P4: Bug fixes may be performed (with proper review) up to ten days before Core release.
P5: An external API must be frozen, documented, and with preliminary implementations eight weeks before the Core is released, or the API will be carried over to the next Core release. This includes CyREST functions, parameters and return results.
P6: Milestone builds are created and made available to the user and app developer community eight weeks, five weeks, and ten days before a Core release.

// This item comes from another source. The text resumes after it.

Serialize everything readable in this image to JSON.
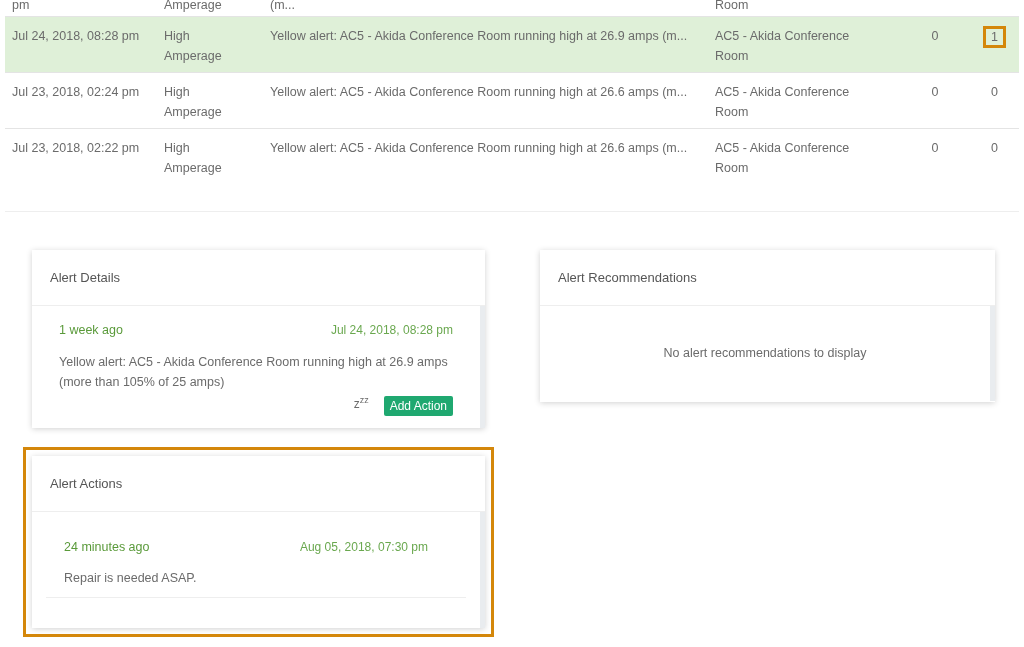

If bugs need to be fixed, features need to be withdrawn before the release, or developers see a good reason, additional milestone builds are created.
P7: Milestone builds (including nightly builds) are made available via a developer Download page on the Cytoscape web site.

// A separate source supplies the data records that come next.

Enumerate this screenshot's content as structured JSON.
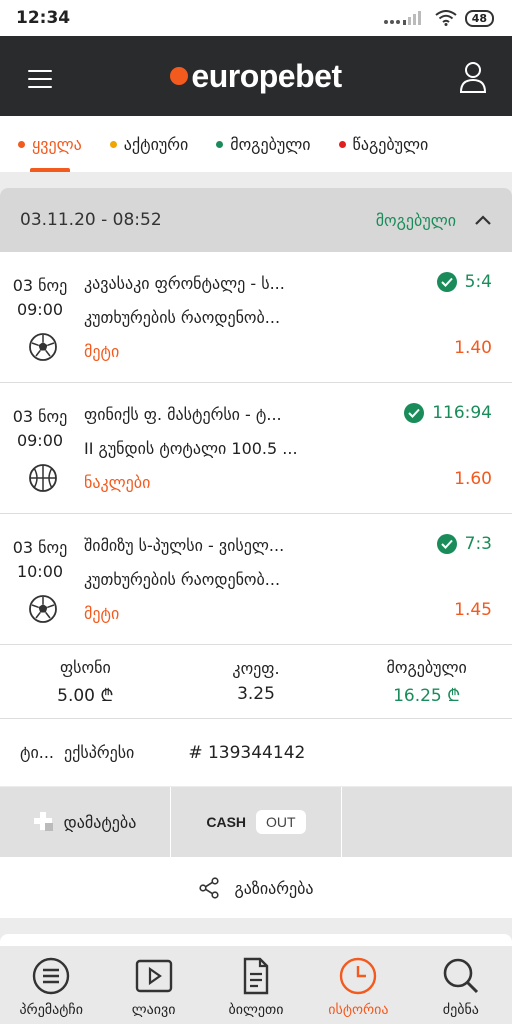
{
  "status_bar": {
    "time": "12:34",
    "signal": "... ",
    "battery": "48"
  },
  "header": {
    "brand": "europebet",
    "colors": {
      "brand": "#f25a1e",
      "bar": "#2a2b2d"
    }
  },
  "filters": [
    {
      "label": "ყველა",
      "color": "#f25a1e",
      "active": true
    },
    {
      "label": "აქტიური",
      "color": "#f0a500",
      "active": false
    },
    {
      "label": "მოგებული",
      "color": "#1a8c5a",
      "active": false
    },
    {
      "label": "წაგებული",
      "color": "#e02020",
      "active": false
    }
  ],
  "ticket": {
    "date": "03.11.20 - 08:52",
    "status": "მოგებული",
    "events": [
      {
        "day": "03 ნოე",
        "time": "09:00",
        "sport_icon": "football-icon",
        "name": "კავასაკი ფრონტალე - ს...",
        "market": "კუთხურების რაოდენობ...",
        "pick": "მეტი",
        "score": "5:4",
        "odds": "1.40"
      },
      {
        "day": "03 ნოე",
        "time": "09:00",
        "sport_icon": "basketball-icon",
        "name": "ფინიქს ფ. მასტერსი - ტ...",
        "market": "II გუნდის ტოტალი 100.5 ...",
        "pick": "ნაკლები",
        "score": "116:94",
        "odds": "1.60"
      },
      {
        "day": "03 ნოე",
        "time": "10:00",
        "sport_icon": "football-icon",
        "name": "შიმიზუ ს-პულსი - ვისელ...",
        "market": "კუთხურების რაოდენობ...",
        "pick": "მეტი",
        "score": "7:3",
        "odds": "1.45"
      }
    ],
    "summary": {
      "stake_label": "ფსონი",
      "stake_value": "5.00 ₾",
      "coef_label": "კოეფ.",
      "coef_value": "3.25",
      "win_label": "მოგებული",
      "win_value": "16.25 ₾"
    },
    "type_label": "ტი...",
    "type_value": "ექსპრესი",
    "number": "# 139344142",
    "actions": {
      "add": "დამატება",
      "cash": "CASH",
      "out": "OUT"
    },
    "share": "გაზიარება"
  },
  "bottom_nav": [
    {
      "label": "პრემატჩი",
      "icon": "list-icon",
      "active": false
    },
    {
      "label": "ლაივი",
      "icon": "play-icon",
      "active": false
    },
    {
      "label": "ბილეთი",
      "icon": "ticket-icon",
      "active": false
    },
    {
      "label": "ისტორია",
      "icon": "clock-icon",
      "active": true
    },
    {
      "label": "ძებნა",
      "icon": "search-icon",
      "active": false
    }
  ]
}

P8: Emerging API definitions (or references to definitions) are posted on the developer Download page, too.
P9: A preliminary feature list is published five months prior to a Core release, and is updated periodically until ten days before a Core release, at which time it is frozen.

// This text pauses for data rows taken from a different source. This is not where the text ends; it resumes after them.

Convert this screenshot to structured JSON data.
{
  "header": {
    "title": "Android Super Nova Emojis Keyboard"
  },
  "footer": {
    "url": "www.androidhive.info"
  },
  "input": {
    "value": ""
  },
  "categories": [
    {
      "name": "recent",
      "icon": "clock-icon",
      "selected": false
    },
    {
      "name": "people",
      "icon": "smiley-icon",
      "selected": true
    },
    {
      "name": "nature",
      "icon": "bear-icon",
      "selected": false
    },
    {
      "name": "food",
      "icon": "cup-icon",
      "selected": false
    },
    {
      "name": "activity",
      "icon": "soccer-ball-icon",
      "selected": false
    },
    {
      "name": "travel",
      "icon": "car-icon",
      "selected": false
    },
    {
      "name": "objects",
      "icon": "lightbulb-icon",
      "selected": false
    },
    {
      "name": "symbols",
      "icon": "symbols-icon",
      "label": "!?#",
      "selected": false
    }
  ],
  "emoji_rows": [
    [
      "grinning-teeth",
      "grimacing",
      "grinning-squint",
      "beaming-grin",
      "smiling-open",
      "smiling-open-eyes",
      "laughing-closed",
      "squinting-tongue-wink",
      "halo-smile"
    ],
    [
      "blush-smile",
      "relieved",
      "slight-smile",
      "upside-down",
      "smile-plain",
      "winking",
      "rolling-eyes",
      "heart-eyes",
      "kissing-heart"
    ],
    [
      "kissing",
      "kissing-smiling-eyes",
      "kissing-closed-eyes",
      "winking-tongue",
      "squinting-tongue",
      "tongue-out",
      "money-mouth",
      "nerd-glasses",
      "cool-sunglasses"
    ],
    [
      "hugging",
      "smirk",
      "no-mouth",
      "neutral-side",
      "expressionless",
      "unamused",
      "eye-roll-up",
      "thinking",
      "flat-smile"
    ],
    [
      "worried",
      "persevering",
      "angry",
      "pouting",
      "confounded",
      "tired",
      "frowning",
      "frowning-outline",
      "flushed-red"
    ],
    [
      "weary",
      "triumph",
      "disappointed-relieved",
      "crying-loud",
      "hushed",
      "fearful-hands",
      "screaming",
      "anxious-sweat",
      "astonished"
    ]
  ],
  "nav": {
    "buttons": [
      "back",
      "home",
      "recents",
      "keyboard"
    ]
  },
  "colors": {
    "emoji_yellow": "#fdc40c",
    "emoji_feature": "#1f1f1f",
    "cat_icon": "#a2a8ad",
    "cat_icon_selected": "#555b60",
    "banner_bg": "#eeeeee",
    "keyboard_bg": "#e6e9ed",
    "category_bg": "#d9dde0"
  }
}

P10: Notably, Cytoscape has expanded beyond its role as a desktop application by also exposing Cytoscape functionality to external control via automation features (also known as Cytoscape Automation). Feature and workflow testing is performed to a large degree through external scripting (e.g., PyUnit tests driven by Python).
P11: Nominations for new Core Apps will be taken until eight weeks before Core release. Core developers can accept prospective Core Apps until five weeks before Core release. Core App nominations not accepted by the this time will be eligible for consideration for the next release.
Note that Core Apps are considered to be part of the Cytoscape core, and are subject to the same Q/A process as core code. Particularly, the interaction of P4 with Core Apps means that changes to Core Apps intended for immediate deployment must undergo review as if they were last minute changes to the core itself. Core Apps will be deployed to the App Store by core developers.
As a member of the Cytoscape Cyberinfrastructure (CI), Cytoscape exchanges networks with a number of CI services, including NDEx and viewers based on cytoscape.js.
One long term vision is to tightly integrate Cytoscape and NDEx so that users naturally load and store their networks using the NDEx service. This enables seamless sharing of networks between Cytoscape and other CI services (e.g., Network Based Stratification), and with other users and publishers. Upon startup, Cytoscape will enumerate the NDEx networks best suited for the user’s use, including networks previously saved by the user and/or the user’s NDEx-based groups, networks pertinent to the user’s interest (e.g., by species, curation properties, etc), or other networks proposed by a recommendation engine. Cytoscape and NDEx will cooperate to make sampling of networks nearly costless so as to encourage exploration (e.g., by caching and displaying network layouts and statistics). Finally, once selected, Cytoscape and NDEx will cooperate to make network loads fast enough that users can remain on task. This vision will initially be realized by a new Core App that replaces the Welcome screen with a panel (a sibling of Network and Select panels) that presents NDEx networks and serves as a jumping off point for workflow execution.
Cytoscape currently exports a network as a file that can be used as supplemental material for a journal article. A journal publisher’s online article viewer is free to display the network in an interactive viewer, which allows the user to zoom into the network and move nodes. In our vision, advanced viewers may perform lookups on selected nodes and show the results in windows, perform new layouts and network analysis/clustering, and export the network to NDEx for integration with Cytoscape and other services – the network would be furnished to the publisher via NDEx directly from Cytoscape instead as a file in supplementary data. Currently, Elsevier offers a simple viewer that accepts a network file and allows zooming and node movement:
The ScienceDirect app makes it very easy for a Cytoscape user to generate supplemental material containing a Cytoscape network, as shown in this movie:
R01 Award (Initial)
R01 Award (Renewal)